- **EXERCISE GOAL**: Count up the lines below that hold "message", then give that count by itself.
══ SOURCE MATERIAL ══
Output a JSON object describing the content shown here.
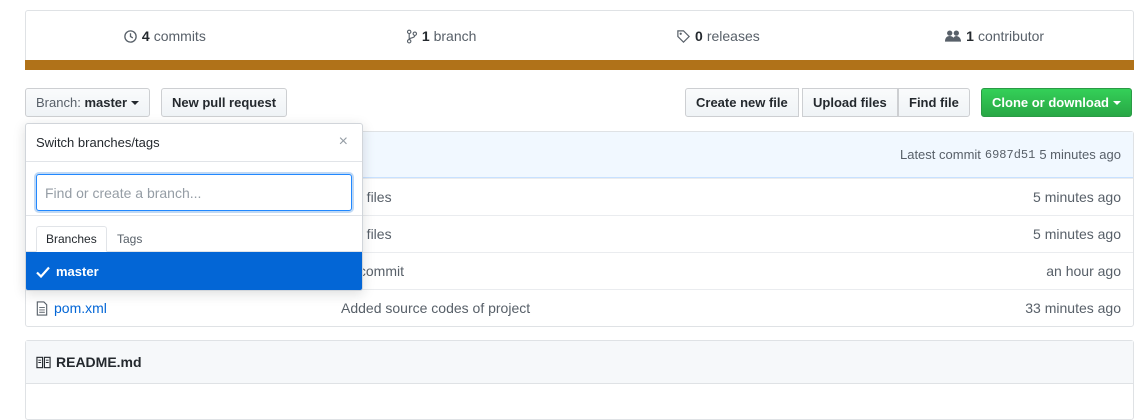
{
  "summary": {
    "commits": {
      "count": "4",
      "label": "commits",
      "icon": "history-icon"
    },
    "branches": {
      "count": "1",
      "label": "branch",
      "icon": "git-branch-icon"
    },
    "releases": {
      "count": "0",
      "label": "releases",
      "icon": "tag-icon"
    },
    "contributors": {
      "count": "1",
      "label": "contributor",
      "icon": "people-icon"
    },
    "language_color": "#b07219"
  },
  "toolbar": {
    "branch_prefix": "Branch:",
    "branch_name": "master",
    "new_pull_request": "New pull request",
    "create_new_file": "Create new file",
    "upload_files": "Upload files",
    "find_file": "Find file",
    "clone_or_download": "Clone or download"
  },
  "commit_bar": {
    "prefix": "Latest commit",
    "sha": "6987d51",
    "age": "5 minutes ago"
  },
  "files": [
    {
      "name": "",
      "message": "dify files",
      "age": "5 minutes ago"
    },
    {
      "name": "",
      "message": "dify files",
      "age": "5 minutes ago"
    },
    {
      "name": "",
      "message": "ial commit",
      "age": "an hour ago"
    },
    {
      "name": "pom.xml",
      "message": "Added source codes of project",
      "age": "33 minutes ago",
      "icon": "file-icon"
    }
  ],
  "readme": {
    "title": "README.md",
    "icon": "book-icon"
  },
  "branch_dropdown": {
    "title": "Switch branches/tags",
    "close": "×",
    "placeholder": "Find or create a branch...",
    "tabs": [
      "Branches",
      "Tags"
    ],
    "items": [
      {
        "name": "master",
        "selected": true
      }
    ]
  },
  "colors": {
    "accent": "#0366d6",
    "green": "#28a745",
    "commit_bar_bg": "#f1f8ff"
  }
}
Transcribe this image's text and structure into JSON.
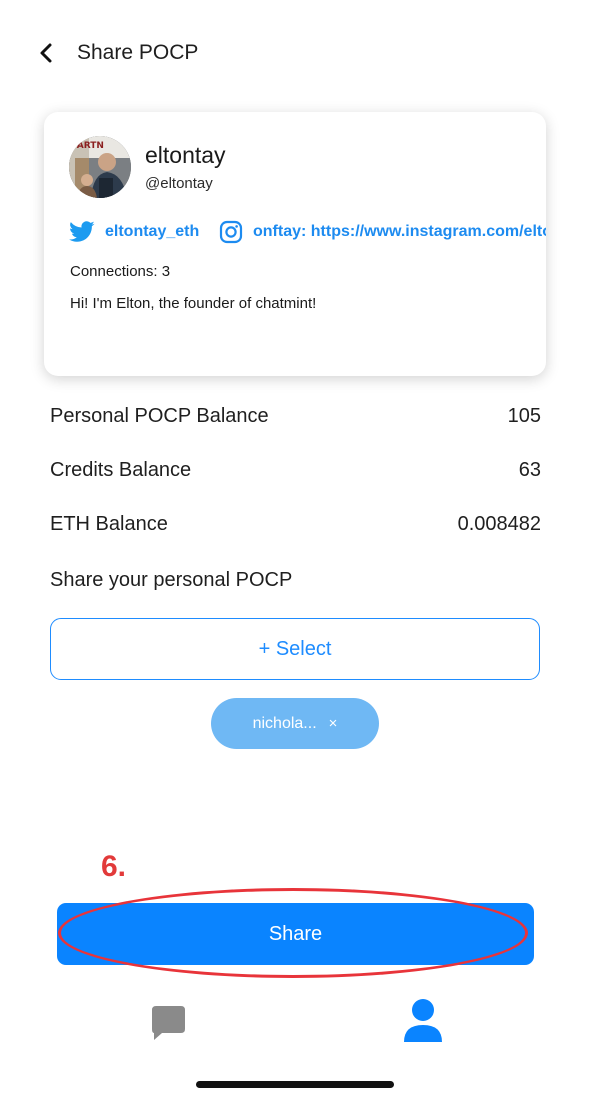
{
  "header": {
    "title": "Share POCP",
    "back_icon": "chevron-left-icon"
  },
  "profile": {
    "display_name": "eltontay",
    "handle": "@eltontay",
    "twitter": "eltontay_eth",
    "instagram": "onftay: https://www.instagram.com/elton",
    "connections": "Connections: 3",
    "bio": "Hi! I'm Elton, the founder of chatmint!",
    "avatar_banner_text": "PARTN"
  },
  "balances": [
    {
      "label": "Personal POCP Balance",
      "value": "105"
    },
    {
      "label": "Credits Balance",
      "value": "63"
    },
    {
      "label": "ETH Balance",
      "value": "0.008482"
    }
  ],
  "share_section": {
    "label": "Share your personal POCP",
    "select_label": "+ Select",
    "selected_chip": "nichola...",
    "chip_remove": "×"
  },
  "annotation": {
    "step": "6."
  },
  "share_button": "Share",
  "tabbar": {
    "chat_icon": "chat-bubble-icon",
    "profile_icon": "user-icon"
  },
  "colors": {
    "accent": "#0a84ff",
    "chip": "#6fb8f4",
    "annotation": "#e8343a",
    "twitter": "#1d8bf0"
  }
}
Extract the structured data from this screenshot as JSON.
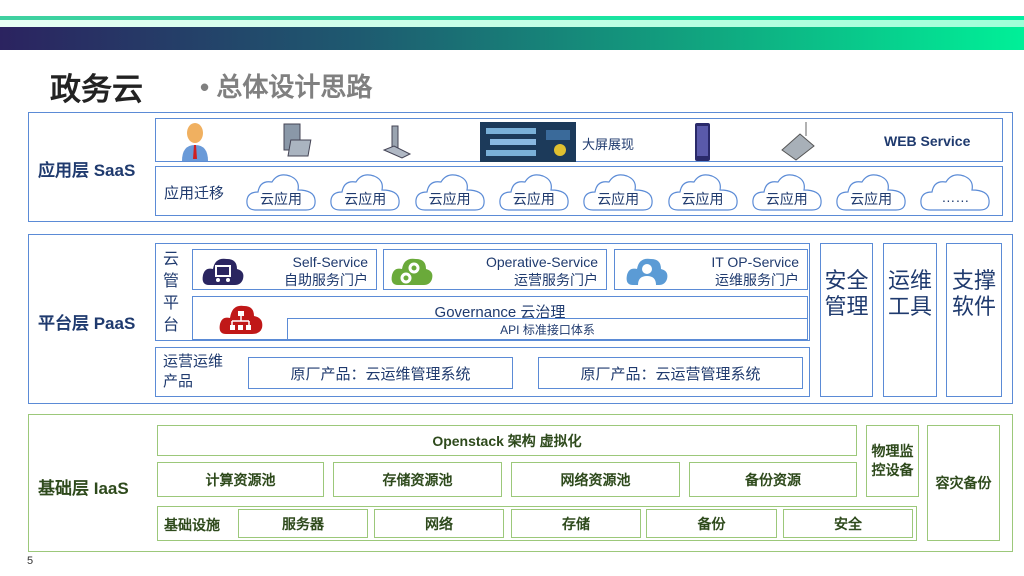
{
  "header": {
    "title": "政务云",
    "subtitle": "• 总体设计思路"
  },
  "saas": {
    "label": "应用层 SaaS",
    "devices": [
      {
        "icon": "user-icon"
      },
      {
        "icon": "desktop-icon"
      },
      {
        "icon": "laptop-icon"
      },
      {
        "icon": "big-screen-icon"
      },
      {
        "icon": "tablet-icon"
      },
      {
        "icon": "pda-icon"
      }
    ],
    "big_screen_label": "大屏展现",
    "web_service": "WEB Service",
    "migration_label": "应用迁移",
    "clouds": [
      "云应用",
      "云应用",
      "云应用",
      "云应用",
      "云应用",
      "云应用",
      "云应用",
      "云应用",
      "……"
    ]
  },
  "paas": {
    "label": "平台层 PaaS",
    "cmp_label": "云管平台",
    "services": [
      {
        "en": "Self-Service",
        "cn": "自助服务门户",
        "icon": "cart-cloud-icon",
        "color": "#2a2560"
      },
      {
        "en": "Operative-Service",
        "cn": "运营服务门户",
        "icon": "gear-cloud-icon",
        "color": "#6aaa3a"
      },
      {
        "en": "IT OP-Service",
        "cn": "运维服务门户",
        "icon": "support-cloud-icon",
        "color": "#5b9bd5"
      }
    ],
    "governance": "Governance 云治理",
    "api": "API 标准接口体系",
    "ops_label": "运营运维产品",
    "products": [
      "原厂产品：云运维管理系统",
      "原厂产品：云运营管理系统"
    ],
    "side": [
      "安全管理",
      "运维工具",
      "支撑软件"
    ]
  },
  "iaas": {
    "label": "基础层 IaaS",
    "openstack": "Openstack 架构 虚拟化",
    "pools": [
      "计算资源池",
      "存储资源池",
      "网络资源池",
      "备份资源"
    ],
    "infra_label": "基础设施",
    "infra": [
      "服务器",
      "网络",
      "存储",
      "备份",
      "安全"
    ],
    "monitor": "物理监控设备",
    "dr": "容灾备份"
  },
  "page_number": "5"
}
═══
- **RESPONSE AREA**: 4